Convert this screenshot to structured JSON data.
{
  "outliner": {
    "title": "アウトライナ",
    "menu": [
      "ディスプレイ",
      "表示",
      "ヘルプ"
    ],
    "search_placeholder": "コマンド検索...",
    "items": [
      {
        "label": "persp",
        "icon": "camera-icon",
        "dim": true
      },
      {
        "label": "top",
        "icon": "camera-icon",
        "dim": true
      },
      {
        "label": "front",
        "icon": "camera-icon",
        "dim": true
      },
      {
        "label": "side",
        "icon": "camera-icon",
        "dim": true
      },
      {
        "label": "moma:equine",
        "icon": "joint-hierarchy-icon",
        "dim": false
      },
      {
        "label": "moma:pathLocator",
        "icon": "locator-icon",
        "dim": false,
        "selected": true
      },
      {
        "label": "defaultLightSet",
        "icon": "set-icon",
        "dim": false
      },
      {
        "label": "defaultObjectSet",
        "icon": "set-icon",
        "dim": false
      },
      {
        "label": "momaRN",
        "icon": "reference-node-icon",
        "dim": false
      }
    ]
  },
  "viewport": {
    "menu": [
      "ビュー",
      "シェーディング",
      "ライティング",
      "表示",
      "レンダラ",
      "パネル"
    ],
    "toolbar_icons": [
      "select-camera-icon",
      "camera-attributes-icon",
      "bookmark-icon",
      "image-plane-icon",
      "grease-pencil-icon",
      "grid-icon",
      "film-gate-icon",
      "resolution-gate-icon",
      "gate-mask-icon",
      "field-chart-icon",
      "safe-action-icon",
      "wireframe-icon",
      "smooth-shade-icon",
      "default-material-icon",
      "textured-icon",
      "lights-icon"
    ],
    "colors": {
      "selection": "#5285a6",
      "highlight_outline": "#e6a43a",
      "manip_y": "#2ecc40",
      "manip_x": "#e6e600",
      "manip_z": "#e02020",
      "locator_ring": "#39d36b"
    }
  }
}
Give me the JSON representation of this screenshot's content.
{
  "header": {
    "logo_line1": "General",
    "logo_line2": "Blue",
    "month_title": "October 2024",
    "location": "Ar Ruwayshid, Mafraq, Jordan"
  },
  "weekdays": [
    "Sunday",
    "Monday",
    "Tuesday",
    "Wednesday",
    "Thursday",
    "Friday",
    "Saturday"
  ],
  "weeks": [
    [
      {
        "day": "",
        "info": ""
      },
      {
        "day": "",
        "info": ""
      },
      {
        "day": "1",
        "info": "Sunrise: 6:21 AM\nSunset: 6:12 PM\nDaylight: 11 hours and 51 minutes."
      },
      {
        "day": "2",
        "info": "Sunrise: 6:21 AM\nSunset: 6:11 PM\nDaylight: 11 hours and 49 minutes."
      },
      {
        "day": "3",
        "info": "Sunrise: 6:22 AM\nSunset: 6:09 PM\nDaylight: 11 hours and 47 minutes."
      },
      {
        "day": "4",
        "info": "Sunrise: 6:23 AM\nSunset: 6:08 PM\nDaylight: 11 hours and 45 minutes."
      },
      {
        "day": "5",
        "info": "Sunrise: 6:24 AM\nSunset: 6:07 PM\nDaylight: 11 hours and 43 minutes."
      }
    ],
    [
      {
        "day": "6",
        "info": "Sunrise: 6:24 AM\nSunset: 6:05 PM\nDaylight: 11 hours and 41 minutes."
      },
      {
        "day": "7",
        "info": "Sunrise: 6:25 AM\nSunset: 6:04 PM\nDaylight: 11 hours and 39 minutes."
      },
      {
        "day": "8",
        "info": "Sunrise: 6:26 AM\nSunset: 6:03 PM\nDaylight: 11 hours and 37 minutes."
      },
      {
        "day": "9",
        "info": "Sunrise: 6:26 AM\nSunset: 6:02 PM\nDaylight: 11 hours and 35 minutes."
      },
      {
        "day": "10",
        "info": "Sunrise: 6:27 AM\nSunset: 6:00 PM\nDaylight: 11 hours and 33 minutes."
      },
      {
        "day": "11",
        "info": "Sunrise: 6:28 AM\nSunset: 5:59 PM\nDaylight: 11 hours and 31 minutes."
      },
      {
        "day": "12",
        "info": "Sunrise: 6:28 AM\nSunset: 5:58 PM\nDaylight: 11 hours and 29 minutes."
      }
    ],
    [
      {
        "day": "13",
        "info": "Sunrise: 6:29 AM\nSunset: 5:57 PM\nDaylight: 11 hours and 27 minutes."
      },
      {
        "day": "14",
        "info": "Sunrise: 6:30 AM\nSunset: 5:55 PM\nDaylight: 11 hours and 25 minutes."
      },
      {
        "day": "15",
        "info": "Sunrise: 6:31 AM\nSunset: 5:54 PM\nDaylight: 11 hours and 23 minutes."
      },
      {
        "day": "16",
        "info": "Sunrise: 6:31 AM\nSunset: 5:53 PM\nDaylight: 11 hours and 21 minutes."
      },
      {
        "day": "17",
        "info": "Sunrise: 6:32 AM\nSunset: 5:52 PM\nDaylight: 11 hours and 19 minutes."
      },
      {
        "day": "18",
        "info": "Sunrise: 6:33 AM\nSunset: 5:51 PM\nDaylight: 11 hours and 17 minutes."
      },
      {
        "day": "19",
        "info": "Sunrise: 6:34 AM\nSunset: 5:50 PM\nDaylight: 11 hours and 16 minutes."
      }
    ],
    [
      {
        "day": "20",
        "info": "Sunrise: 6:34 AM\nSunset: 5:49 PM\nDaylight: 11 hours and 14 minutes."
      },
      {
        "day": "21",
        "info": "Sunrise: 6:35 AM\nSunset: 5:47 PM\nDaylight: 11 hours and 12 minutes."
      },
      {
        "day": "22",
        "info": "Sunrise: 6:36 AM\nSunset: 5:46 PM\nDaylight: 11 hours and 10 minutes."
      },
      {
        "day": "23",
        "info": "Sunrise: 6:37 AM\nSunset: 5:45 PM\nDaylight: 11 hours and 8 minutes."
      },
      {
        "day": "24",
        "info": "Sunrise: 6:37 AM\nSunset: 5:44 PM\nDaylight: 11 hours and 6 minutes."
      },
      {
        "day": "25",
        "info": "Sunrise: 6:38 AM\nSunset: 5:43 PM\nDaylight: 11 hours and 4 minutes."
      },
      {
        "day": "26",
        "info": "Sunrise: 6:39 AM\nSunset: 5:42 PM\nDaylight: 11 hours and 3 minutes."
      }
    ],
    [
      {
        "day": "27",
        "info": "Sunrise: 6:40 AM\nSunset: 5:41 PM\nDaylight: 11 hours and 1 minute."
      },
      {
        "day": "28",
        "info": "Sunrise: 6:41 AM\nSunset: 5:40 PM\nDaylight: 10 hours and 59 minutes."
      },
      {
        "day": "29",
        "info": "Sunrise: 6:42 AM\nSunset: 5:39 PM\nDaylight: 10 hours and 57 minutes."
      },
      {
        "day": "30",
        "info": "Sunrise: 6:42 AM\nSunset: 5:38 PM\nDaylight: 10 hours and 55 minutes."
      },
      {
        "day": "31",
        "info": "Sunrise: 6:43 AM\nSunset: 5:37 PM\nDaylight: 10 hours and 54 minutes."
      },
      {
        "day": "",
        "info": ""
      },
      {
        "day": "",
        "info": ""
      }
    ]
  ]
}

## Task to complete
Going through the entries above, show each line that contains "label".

## Task answer
        "label": "persp",
        "label": "top",
        "label": "front",
        "label": "side",
        "label": "moma:equine",
        "label": "moma:pathLocator",
        "label": "defaultLightSet",
        "label": "defaultObjectSet",
        "label": "momaRN",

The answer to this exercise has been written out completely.